“Working as a team is very hard,” Atayee acknowledged. “Ours is a group of highly skilled individuals, all passionate about palliative care and that need to come together to provide good patient care. It takes time to develop working relationships, respect and appreciation for what each team member provides.”

In an academic paper, she mentioned the importance of working as a team, and even having a daily lunch together. Atayee discussed spending “30 minutes a day appreciating each other as human beings so that we can present together when we are taking care of each other as human beings.” Atayee, Herndon and Lockman coauthored a paper outlining the role of a pharmacist on a “transdisciplinary palliative care team” and highlighted the need for “adequate instruction on palliative care and clinical reasoning skills in schools of pharmacy.”

“Delivery of a palliative care elective in the pharmacy curriculum significantly increases both student confidence in their palliative care skills and their clinical reasoning skills in these areas,” they wrote. Lockman said it is important to properly prepare pharmacists for interprofessional palliative care practice. “That is one of the key components that makes our program valuable and successful,” she said.

Outlining the University of Iowa’s offerings, Lockman said the college integrated 18 classroom hours of non-pain palliative care and 32 classroom hours of pain management across eight required courses. Since 2016, all student pharmacists spend 50 hours of class time on the principles of palliative care/primary palliative care. The program offers four elective courses in palliative care.

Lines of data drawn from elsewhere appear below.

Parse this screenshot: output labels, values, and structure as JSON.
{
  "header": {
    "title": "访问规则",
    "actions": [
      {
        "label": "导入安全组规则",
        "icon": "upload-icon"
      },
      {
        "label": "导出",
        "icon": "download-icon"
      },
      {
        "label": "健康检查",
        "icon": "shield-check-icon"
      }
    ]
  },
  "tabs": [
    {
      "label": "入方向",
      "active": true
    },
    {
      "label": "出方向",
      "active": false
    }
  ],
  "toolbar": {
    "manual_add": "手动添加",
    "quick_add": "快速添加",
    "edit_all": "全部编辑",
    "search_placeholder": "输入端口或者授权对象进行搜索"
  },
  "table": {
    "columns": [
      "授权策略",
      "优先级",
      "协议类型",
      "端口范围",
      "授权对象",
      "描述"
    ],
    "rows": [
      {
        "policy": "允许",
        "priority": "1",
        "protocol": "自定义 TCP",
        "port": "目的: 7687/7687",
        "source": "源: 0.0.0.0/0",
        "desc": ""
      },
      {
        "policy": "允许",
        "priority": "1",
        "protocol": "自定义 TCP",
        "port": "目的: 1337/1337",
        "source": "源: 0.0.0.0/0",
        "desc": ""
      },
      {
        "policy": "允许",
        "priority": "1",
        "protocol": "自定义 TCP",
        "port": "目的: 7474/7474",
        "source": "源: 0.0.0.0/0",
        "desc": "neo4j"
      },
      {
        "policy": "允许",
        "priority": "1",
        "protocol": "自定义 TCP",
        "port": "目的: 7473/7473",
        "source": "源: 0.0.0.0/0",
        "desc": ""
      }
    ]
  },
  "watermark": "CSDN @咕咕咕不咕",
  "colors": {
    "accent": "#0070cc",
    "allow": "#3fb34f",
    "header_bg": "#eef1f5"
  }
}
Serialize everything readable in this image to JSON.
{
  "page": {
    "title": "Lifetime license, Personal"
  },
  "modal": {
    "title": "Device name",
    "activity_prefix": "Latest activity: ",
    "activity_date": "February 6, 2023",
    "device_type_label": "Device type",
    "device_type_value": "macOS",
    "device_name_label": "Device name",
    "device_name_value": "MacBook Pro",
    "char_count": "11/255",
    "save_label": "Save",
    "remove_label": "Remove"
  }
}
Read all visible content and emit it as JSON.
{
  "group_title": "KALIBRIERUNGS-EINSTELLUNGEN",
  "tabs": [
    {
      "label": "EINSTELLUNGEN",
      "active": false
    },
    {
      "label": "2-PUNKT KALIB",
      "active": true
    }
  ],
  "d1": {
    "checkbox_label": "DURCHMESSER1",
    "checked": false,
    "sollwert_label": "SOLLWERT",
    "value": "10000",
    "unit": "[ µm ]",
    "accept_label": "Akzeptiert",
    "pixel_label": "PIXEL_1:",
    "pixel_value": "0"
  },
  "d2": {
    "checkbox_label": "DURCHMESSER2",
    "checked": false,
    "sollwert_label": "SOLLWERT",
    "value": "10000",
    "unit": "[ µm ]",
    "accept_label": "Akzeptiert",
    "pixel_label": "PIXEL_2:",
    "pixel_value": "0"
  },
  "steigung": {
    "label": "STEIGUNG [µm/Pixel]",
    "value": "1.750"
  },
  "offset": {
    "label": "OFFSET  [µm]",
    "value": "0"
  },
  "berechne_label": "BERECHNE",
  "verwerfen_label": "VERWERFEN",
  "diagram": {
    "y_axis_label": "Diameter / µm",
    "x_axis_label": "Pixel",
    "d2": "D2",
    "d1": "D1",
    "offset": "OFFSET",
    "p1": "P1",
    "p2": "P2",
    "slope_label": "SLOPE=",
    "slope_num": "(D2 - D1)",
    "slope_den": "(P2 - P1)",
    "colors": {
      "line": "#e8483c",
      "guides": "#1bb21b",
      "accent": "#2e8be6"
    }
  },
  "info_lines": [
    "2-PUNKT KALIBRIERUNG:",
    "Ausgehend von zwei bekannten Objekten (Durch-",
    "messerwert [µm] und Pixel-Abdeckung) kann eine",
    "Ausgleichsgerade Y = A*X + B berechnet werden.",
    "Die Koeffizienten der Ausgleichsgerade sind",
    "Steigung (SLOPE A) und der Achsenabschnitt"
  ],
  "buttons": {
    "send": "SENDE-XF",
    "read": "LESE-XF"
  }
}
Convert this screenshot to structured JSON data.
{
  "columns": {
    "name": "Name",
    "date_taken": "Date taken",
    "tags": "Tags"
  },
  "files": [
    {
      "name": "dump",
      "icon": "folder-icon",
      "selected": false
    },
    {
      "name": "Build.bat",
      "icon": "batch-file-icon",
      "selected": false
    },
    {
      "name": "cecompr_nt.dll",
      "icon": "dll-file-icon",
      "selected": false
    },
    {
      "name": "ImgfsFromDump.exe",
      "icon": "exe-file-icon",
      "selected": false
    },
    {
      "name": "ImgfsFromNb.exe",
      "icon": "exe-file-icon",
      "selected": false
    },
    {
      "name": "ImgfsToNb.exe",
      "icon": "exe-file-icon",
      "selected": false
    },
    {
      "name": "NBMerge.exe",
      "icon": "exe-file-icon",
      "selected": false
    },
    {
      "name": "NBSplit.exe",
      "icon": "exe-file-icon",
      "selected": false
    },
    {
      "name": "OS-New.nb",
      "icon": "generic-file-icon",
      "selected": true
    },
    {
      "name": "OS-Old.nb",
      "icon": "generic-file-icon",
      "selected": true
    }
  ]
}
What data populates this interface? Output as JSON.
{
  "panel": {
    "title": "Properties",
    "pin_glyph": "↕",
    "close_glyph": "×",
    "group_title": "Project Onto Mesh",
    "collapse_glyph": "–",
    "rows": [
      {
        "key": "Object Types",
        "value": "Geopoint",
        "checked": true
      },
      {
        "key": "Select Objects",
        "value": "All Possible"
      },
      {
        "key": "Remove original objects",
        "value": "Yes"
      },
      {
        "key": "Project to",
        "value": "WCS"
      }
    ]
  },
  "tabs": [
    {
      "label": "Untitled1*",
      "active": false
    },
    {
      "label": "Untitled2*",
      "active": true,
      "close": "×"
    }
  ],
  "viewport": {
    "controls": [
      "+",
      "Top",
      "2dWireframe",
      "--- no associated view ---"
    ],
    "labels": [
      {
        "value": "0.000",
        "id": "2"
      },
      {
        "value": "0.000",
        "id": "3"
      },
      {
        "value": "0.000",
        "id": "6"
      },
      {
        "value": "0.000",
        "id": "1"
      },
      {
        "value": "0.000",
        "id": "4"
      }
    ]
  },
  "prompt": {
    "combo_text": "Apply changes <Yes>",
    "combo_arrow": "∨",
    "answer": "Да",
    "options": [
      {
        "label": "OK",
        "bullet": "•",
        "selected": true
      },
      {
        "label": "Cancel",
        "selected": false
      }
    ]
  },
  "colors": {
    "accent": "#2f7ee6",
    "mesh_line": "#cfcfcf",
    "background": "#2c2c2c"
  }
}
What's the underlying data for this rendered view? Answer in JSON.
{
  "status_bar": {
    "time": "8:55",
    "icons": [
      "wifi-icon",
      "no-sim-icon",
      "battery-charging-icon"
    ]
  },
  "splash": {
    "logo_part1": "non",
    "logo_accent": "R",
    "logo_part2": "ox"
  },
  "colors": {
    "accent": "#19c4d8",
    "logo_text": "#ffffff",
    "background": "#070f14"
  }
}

Since 2017, 220 students have taken at least one palliative care elective and 36 students have graduated with a 17-credit hour palliative care certificate since 2019. Board certification in palliative care is not yet available for pharmacists, Lockman noted.

“Chaplains, music therapists, advance practice providers, social workers, nurses and physicians all teach in our palliative care courses,” she said. “Not all schools have access to this kind of resource.” With the university being a grantee of the Cambia Health Foundation Sojourns Scholar Leadership Program, Lockman said she is collaborating with palliative care faculty and team members across the country to create a curricular toolkit for palliative care education. “My goal is to expand knowledge of primary palliative care and palliative care as an approach to patient care, in addition to allowing students to explore the idea of palliative care as a specialty. My vision for pharmacy practice in the United States is that pharmacists attain and practice primary palliative care skills. All families deserve access to palliative care, and not just in the final days. Until we expand the reach of palliative care education beyond a few institutions, this will not be possible.”

Joseph A. Cantlupe is a freelance writer based in Washington, D.C.